- **TASK DESCRIPTION**
Return the records verbatim.
..........
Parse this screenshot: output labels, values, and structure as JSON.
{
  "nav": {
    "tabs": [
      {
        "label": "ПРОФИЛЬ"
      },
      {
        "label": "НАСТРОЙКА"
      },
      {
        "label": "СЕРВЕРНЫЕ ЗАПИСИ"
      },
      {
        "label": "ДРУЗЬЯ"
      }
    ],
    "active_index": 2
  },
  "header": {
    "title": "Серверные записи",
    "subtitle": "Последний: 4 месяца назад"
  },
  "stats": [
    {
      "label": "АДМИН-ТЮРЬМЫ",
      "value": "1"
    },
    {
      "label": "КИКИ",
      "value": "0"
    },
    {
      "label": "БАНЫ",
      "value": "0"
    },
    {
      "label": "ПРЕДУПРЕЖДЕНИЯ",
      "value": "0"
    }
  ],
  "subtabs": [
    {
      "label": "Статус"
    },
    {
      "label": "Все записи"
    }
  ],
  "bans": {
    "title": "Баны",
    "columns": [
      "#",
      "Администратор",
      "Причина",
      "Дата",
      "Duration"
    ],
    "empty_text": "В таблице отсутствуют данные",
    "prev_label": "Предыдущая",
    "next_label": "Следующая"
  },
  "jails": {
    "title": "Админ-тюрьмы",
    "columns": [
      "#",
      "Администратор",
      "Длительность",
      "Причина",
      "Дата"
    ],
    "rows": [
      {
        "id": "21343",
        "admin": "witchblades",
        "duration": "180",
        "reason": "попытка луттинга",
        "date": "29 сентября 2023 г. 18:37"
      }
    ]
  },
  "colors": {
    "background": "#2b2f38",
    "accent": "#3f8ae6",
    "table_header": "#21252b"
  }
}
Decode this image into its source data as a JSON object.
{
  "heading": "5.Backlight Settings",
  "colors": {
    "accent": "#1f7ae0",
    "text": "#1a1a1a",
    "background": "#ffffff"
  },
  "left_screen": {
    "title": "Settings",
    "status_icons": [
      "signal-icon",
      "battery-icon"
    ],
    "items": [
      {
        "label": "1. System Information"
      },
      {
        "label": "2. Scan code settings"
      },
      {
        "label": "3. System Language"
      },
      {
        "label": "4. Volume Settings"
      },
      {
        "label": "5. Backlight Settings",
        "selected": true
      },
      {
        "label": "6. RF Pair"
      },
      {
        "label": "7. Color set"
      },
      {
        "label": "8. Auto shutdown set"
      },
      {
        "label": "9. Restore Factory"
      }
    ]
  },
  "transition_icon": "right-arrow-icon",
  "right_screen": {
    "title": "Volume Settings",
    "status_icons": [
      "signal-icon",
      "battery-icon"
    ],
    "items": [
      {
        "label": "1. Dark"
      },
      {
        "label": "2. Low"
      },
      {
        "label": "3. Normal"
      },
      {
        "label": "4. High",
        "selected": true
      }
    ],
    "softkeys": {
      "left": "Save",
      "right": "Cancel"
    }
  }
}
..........
- **TASK RESPONSE**
Parse this screenshot: output labels, values, and structure as JSON.
{
  "nav": {
    "tabs": [
      {
        "label": "ПРОФИЛЬ"
      },
      {
        "label": "НАСТРОЙКА"
      },
      {
        "label": "СЕРВЕРНЫЕ ЗАПИСИ"
      },
      {
        "label": "ДРУЗЬЯ"
      }
    ],
    "active_index": 2
  },
  "header": {
    "title": "Серверные записи",
    "subtitle": "Последний: 4 месяца назад"
  },
  "stats": [
    {
      "label": "АДМИН-ТЮРЬМЫ",
      "value": "1"
    },
    {
      "label": "КИКИ",
      "value": "0"
    },
    {
      "label": "БАНЫ",
      "value": "0"
    },
    {
      "label": "ПРЕДУПРЕЖДЕНИЯ",
      "value": "0"
    }
  ],
  "subtabs": [
    {
      "label": "Статус"
    },
    {
      "label": "Все записи"
    }
  ],
  "bans": {
    "title": "Баны",
    "columns": [
      "#",
      "Администратор",
      "Причина",
      "Дата",
      "Duration"
    ],
    "empty_text": "В таблице отсутствуют данные",
    "prev_label": "Предыдущая",
    "next_label": "Следующая"
  },
  "jails": {
    "title": "Админ-тюрьмы",
    "columns": [
      "#",
      "Администратор",
      "Длительность",
      "Причина",
      "Дата"
    ],
    "rows": [
      {
        "id": "21343",
        "admin": "witchblades",
        "duration": "180",
        "reason": "попытка луттинга",
        "date": "29 сентября 2023 г. 18:37"
      }
    ]
  },
  "colors": {
    "background": "#2b2f38",
    "accent": "#3f8ae6",
    "table_header": "#21252b"
  }
}
Decode this image into its source data as a JSON object.
{
  "heading": "5.Backlight Settings",
  "colors": {
    "accent": "#1f7ae0",
    "text": "#1a1a1a",
    "background": "#ffffff"
  },
  "left_screen": {
    "title": "Settings",
    "status_icons": [
      "signal-icon",
      "battery-icon"
    ],
    "items": [
      {
        "label": "1. System Information"
      },
      {
        "label": "2. Scan code settings"
      },
      {
        "label": "3. System Language"
      },
      {
        "label": "4. Volume Settings"
      },
      {
        "label": "5. Backlight Settings",
        "selected": true
      },
      {
        "label": "6. RF Pair"
      },
      {
        "label": "7. Color set"
      },
      {
        "label": "8. Auto shutdown set"
      },
      {
        "label": "9. Restore Factory"
      }
    ]
  },
  "transition_icon": "right-arrow-icon",
  "right_screen": {
    "title": "Volume Settings",
    "status_icons": [
      "signal-icon",
      "battery-icon"
    ],
    "items": [
      {
        "label": "1. Dark"
      },
      {
        "label": "2. Low"
      },
      {
        "label": "3. Normal"
      },
      {
        "label": "4. High",
        "selected": true
      }
    ],
    "softkeys": {
      "left": "Save",
      "right": "Cancel"
    }
  }
}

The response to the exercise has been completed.